Alexis Gaskin, Staff Writer

Here at St. John’s, you can’t go too far without seeing someone wearing Greek letters. Greek life is very prominent on campus, and with over 29 sororities and fraternities, it leaves a lasting impression on the University.
Greek organizations have always been a topic of discussion in the form of scandal and hate. In the media and movies, fraternities are usually connected with hazing and date raping at college parties, while sororities are connected with stereotypes of skinny blonde girls with low IQs.
I think this analysis of Greek life is a gross misconception of what it truly is: A brotherhood and sisterhood of like-minded people who want to be a part of something bigger. Greek life has been around for a very long time and the traditions and lessons that these members learn offer them an arsenal of networking opportunities with pasty members of the organization.
I am not a member of any Greek life organization, but having several friends here at St. John’s and at other universities that are, I can see that Greek life is changing into something more than the stereotypes that they used to hold.
Here on campus, we have the Greek life organizations that you typically think of in the form of Panhellenic (sorority) and Interfraternal (fraternity), but there is also the MultiCultural Greek Alliance, which are Greek organizations that focus on the empowerment of different ethnicities. Such sororities and fraternities include the sorority Alpha Kappa Alpha and the fraternity Lambda Upsilon Lambda.
The diversity on campus is reflected in these Greek organizations. In the past, organizations have had an issue with inclusivity by following the standards of all white members — but in the recent years diversity has increased greatly.
Greek life isn’t for everyone, though, and when discussing with some of my friends about it — some who are members and some who are not — they have a lot to say. The overstanding agreement is that it’s a lot of work.

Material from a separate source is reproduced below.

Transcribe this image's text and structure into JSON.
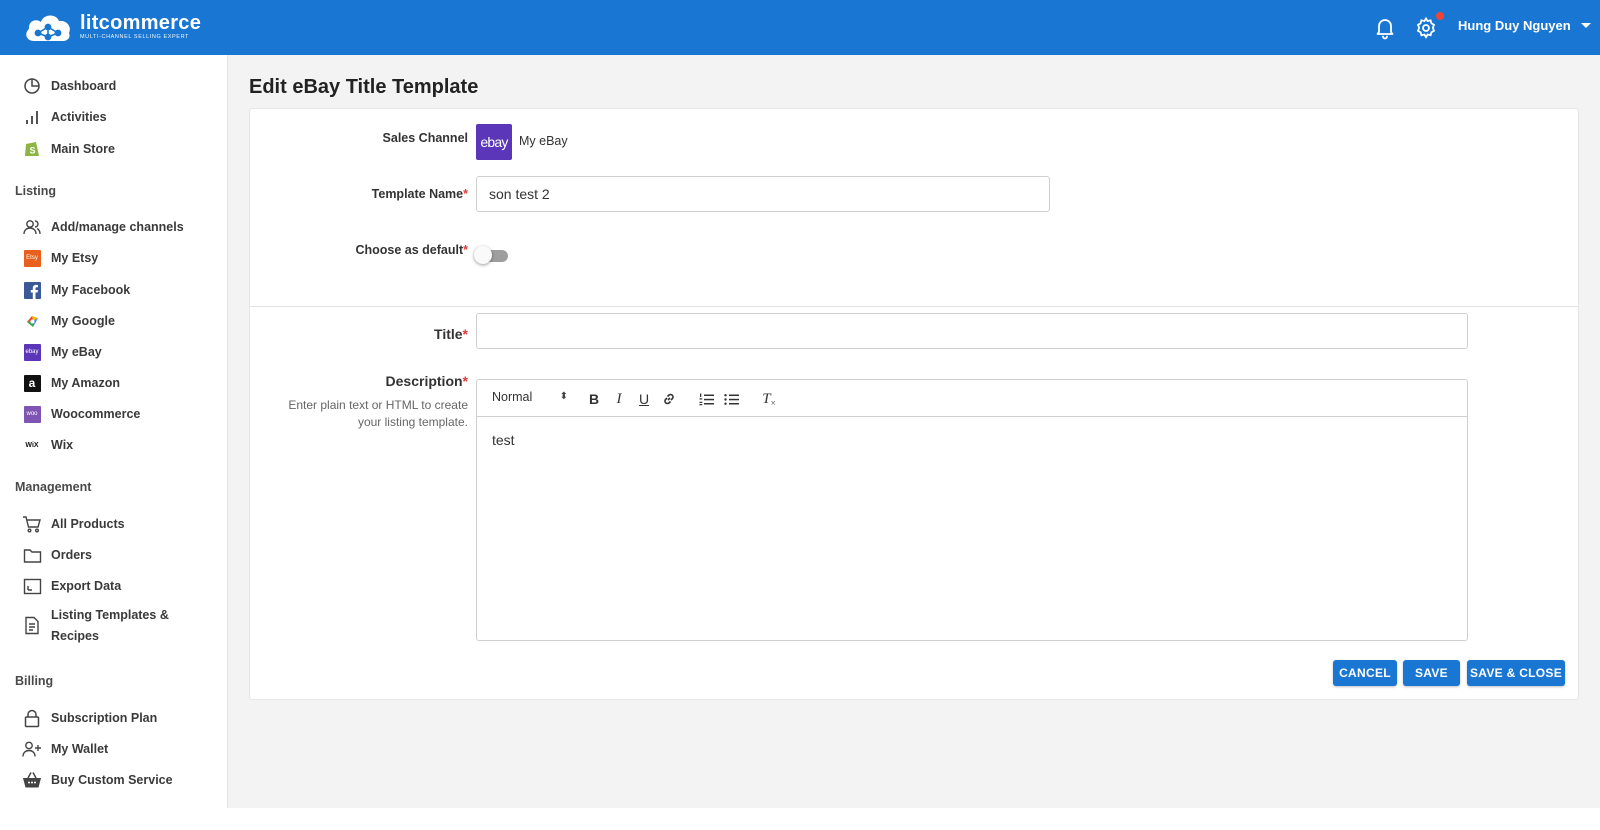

In the majority of the rushing and pledging processes, it can take up to six weeks. In that long and rigorous process, they have to learn secrets, practice for their tests and unite with fellow future sisters or brothers.
I honestly think that this is a respectful process, as it is put in place to weed out the weak and those who aren’t truly committed. All Greek organizations do it, no matter the type. While it’s a lot of hard work, it has an amazing payoff. One of which is lasting friendships with people you may not have gotten a chance to know.
Before I came to St. John’s, I used to think joining a sorority was stupid and that it was just paying for your friends, since you have to pay dues every semester for membership in the Greek organization.
After coming here and meeting many members that are a part of Greek life, I realized I was wrong.
The reason you go through a long process of rushing and pledging is to make sure that the people you’re surrounded by are people you respect and want to be around. Greek life has a bad reputation, but the organizations in St. John’s break those stereotypes.
From the attention they pay to philanthropy to the inclusion of different people of all races, sizes and sexual orientations, they are creating a new image and positive appearance on campus and their members.